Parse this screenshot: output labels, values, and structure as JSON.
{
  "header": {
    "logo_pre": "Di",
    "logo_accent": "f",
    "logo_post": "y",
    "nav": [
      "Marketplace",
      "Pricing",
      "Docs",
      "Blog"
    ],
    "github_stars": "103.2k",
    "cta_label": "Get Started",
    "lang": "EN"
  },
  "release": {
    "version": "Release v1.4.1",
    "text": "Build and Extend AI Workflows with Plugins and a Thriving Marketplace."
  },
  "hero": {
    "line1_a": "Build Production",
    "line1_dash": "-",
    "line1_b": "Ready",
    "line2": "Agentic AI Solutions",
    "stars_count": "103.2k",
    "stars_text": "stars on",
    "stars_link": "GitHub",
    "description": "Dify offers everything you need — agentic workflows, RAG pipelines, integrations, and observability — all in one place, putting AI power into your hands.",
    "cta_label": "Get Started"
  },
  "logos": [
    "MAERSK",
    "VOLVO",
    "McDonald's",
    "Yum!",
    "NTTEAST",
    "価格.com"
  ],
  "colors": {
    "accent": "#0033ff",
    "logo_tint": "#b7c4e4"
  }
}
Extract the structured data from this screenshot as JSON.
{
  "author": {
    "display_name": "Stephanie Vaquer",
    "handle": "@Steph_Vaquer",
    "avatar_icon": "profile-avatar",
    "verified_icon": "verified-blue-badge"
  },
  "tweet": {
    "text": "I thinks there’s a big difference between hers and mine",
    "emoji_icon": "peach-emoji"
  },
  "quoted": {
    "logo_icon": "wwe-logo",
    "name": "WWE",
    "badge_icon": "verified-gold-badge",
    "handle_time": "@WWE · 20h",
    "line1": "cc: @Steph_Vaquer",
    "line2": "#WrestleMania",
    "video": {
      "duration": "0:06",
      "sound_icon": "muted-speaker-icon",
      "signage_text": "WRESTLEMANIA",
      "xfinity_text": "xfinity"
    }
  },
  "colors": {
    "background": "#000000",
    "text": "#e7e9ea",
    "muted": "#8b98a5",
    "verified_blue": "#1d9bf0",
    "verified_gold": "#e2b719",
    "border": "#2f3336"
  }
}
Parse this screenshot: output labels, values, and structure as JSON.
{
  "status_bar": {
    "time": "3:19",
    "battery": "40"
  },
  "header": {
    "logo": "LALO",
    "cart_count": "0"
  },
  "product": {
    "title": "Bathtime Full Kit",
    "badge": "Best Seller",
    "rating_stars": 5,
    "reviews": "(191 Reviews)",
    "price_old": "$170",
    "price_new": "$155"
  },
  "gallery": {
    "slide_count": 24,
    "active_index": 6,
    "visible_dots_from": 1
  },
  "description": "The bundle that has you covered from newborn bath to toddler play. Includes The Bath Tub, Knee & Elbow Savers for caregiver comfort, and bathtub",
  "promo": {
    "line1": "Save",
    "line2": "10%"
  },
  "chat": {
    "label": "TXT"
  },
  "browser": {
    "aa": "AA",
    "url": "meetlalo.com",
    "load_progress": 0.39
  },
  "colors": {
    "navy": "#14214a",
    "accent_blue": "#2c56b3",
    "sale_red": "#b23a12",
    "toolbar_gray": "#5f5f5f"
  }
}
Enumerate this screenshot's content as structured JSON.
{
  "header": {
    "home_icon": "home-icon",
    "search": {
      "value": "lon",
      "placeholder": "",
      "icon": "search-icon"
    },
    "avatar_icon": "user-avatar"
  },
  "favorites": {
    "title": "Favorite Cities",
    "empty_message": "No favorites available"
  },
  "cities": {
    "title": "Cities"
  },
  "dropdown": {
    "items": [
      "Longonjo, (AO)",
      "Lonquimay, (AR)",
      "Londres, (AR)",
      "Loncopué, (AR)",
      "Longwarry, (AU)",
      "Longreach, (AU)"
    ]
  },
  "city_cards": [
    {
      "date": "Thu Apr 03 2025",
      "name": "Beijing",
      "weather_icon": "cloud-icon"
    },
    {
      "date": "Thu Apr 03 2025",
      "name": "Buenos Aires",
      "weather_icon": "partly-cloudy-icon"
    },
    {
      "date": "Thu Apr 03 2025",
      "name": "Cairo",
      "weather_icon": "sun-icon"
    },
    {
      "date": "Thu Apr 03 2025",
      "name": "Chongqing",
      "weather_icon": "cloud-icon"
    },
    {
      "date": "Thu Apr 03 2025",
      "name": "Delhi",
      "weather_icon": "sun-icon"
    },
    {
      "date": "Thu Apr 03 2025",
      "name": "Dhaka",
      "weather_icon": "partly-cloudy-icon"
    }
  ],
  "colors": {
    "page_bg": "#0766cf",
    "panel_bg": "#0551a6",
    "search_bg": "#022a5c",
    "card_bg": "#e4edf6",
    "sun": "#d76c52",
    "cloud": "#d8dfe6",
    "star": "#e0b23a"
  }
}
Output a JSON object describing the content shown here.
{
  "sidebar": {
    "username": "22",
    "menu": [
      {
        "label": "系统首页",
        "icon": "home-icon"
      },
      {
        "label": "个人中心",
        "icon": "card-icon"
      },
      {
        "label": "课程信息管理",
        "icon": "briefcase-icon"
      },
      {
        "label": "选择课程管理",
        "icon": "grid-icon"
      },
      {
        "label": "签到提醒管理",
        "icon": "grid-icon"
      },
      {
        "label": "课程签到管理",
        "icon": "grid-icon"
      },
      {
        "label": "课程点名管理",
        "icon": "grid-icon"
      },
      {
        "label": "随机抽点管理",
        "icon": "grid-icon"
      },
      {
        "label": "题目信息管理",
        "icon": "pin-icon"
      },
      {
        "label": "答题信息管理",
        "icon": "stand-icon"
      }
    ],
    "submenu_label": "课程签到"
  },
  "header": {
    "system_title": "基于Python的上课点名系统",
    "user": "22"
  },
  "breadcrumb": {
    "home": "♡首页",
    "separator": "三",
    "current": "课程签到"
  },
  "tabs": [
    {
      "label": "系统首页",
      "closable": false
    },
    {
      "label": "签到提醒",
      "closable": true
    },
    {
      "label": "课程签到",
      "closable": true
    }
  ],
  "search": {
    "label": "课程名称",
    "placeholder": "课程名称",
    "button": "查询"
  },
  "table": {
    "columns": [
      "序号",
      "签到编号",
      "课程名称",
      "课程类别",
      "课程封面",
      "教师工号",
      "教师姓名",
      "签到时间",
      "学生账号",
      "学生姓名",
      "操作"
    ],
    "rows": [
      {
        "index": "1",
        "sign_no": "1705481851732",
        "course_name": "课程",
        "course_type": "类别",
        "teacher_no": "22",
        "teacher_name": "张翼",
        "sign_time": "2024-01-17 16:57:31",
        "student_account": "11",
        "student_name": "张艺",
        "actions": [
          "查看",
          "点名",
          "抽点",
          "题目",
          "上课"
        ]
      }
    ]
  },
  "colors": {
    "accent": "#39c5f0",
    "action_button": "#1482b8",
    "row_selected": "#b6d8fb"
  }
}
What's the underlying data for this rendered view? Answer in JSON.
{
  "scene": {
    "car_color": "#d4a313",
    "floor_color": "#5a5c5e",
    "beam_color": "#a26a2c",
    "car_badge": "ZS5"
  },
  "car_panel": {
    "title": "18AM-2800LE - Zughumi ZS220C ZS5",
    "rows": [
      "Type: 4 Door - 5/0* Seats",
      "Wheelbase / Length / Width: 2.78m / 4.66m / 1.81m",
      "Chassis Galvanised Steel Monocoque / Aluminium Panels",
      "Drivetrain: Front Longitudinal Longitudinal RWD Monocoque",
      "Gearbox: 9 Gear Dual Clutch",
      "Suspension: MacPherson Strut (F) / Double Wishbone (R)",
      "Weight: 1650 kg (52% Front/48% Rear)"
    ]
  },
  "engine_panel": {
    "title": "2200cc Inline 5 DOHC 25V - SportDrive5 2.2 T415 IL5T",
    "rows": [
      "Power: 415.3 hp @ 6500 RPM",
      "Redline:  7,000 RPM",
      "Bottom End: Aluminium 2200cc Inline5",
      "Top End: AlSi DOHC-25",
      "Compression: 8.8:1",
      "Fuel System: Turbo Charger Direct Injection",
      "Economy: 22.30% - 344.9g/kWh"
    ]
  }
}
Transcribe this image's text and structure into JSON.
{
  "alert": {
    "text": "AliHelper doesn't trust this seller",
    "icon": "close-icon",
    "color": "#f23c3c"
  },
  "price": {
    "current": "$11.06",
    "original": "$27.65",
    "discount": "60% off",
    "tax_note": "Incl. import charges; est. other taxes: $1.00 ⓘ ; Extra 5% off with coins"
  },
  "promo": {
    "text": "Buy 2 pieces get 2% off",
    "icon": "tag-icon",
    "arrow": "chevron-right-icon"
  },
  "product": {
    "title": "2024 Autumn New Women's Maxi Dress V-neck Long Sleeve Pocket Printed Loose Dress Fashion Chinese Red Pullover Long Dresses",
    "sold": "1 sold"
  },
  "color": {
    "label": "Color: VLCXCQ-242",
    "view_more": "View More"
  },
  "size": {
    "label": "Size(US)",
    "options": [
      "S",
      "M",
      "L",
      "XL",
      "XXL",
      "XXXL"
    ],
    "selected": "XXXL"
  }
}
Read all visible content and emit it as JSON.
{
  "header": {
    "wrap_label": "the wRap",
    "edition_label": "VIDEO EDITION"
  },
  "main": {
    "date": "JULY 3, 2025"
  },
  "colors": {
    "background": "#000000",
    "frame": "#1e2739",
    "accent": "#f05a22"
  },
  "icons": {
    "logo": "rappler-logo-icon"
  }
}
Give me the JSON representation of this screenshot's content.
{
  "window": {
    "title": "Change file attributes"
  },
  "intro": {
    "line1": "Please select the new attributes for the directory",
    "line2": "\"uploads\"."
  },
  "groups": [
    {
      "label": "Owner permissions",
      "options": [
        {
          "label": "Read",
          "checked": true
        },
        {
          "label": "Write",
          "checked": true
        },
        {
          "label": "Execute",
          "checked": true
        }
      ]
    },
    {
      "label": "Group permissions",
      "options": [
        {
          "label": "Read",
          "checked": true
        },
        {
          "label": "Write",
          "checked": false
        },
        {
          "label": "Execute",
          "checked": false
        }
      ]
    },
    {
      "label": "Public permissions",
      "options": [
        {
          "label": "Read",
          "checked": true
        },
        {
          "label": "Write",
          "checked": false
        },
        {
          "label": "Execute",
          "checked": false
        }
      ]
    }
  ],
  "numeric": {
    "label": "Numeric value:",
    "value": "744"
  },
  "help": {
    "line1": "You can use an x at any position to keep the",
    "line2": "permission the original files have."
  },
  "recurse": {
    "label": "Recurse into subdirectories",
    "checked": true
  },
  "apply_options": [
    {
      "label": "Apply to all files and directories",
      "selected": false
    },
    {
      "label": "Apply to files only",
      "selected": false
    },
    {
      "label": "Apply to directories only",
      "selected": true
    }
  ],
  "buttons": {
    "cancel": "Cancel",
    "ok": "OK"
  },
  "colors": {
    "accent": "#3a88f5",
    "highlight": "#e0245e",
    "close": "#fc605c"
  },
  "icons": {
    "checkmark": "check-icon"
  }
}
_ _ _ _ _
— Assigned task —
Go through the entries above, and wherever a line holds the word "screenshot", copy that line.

— Answer for the task —
Parse this screenshot: output labels, values, and structure as JSON.
Extract the structured data from this screenshot as JSON.
Parse this screenshot: output labels, values, and structure as JSON.
Enumerate this screenshot's content as structured JSON.
Give me the JSON representation of this screenshot's content.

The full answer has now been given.